As a child, what job did you want to have when you grew up?
I always wanted to become a neonatal intensive care unit nurse. This is still my post-military career goal and I am working toward my master’s degree in this field.

What made you pursue engineering as a career?
I come from a long line of engineers; my grandfather was an architectural engineer and my father is an electrical engineer. I suppose I’ve always had an engineering brain. When I was offered this job in the Air Force, I thought it would be a good fit. 

What is your favorite part about being an Air Force CE?
The legacy that engineers have. There isn’t a single location that we operate out of that an Air Force engineer hasn’t had a part in building and maintaining. 

Why is your job important to the Air Force mission?
We determine which pavements are safe for aircraft landing. We also evaluate the condition of current pavements and landing zones to ensure the continued safety of our aircraft fleet. 

What advice do you have for someone new to the engineering field? 
Always ask questions and find out why your job is important. There are engineers that you will work with that will pass on every bit of knowledge they have, if you just ask. In the day-to-day operation, you can lose sight of our purpose and the importance of our jobs, but we are critical to Fly, Fight and Win. 

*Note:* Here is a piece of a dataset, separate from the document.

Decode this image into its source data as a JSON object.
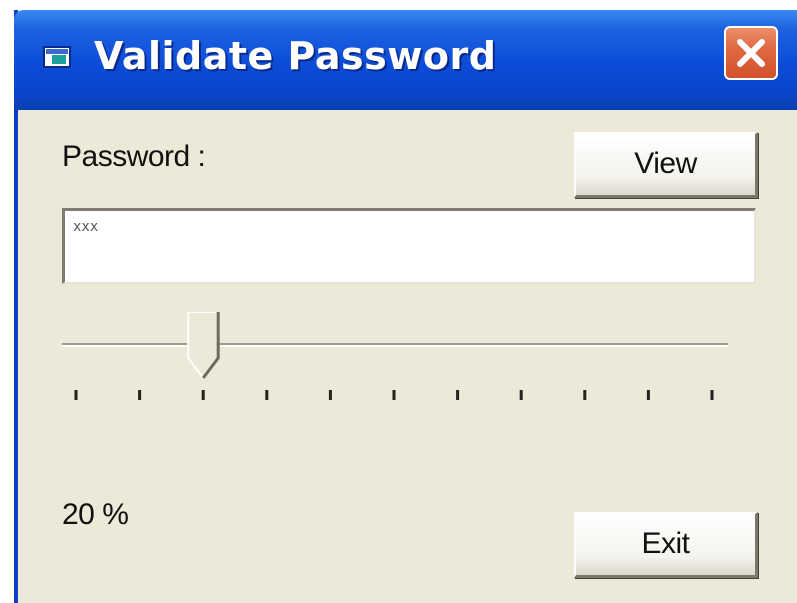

What motivates and inspires you the most?
First Lt. Kenneth ‘Kage’ Allen was a very dear friend of mine, and he lost his life in an F-15 crash last summer. He used to tell me to soar wherever I went and I would be successful in anything that I do. My friends and loved ones that are pilots landing on my airfields inspire me to do the best job that I can. They motivate me to ensure I’m doing everything in my power to protect their safety. Every time I see an aircraft take off or land, I’m reminded how vital my job is. 

If there was one engineering marvel or achievement that you could have been a part of, what would that have been and why?
I would have to say the Three Gorges Dam in China. This massive concrete structure is an engineering marvel providing electrical power equivalent to 18 nuclear power plants. This hydroelectric structure regulates navigation on the Yangtze River in China, controls floods and generates enormous quantities of electrical power. It is an object of admiration and a monument to human ingenuity. 

Is there anything you would like to add?
Engineers … Lead the Way!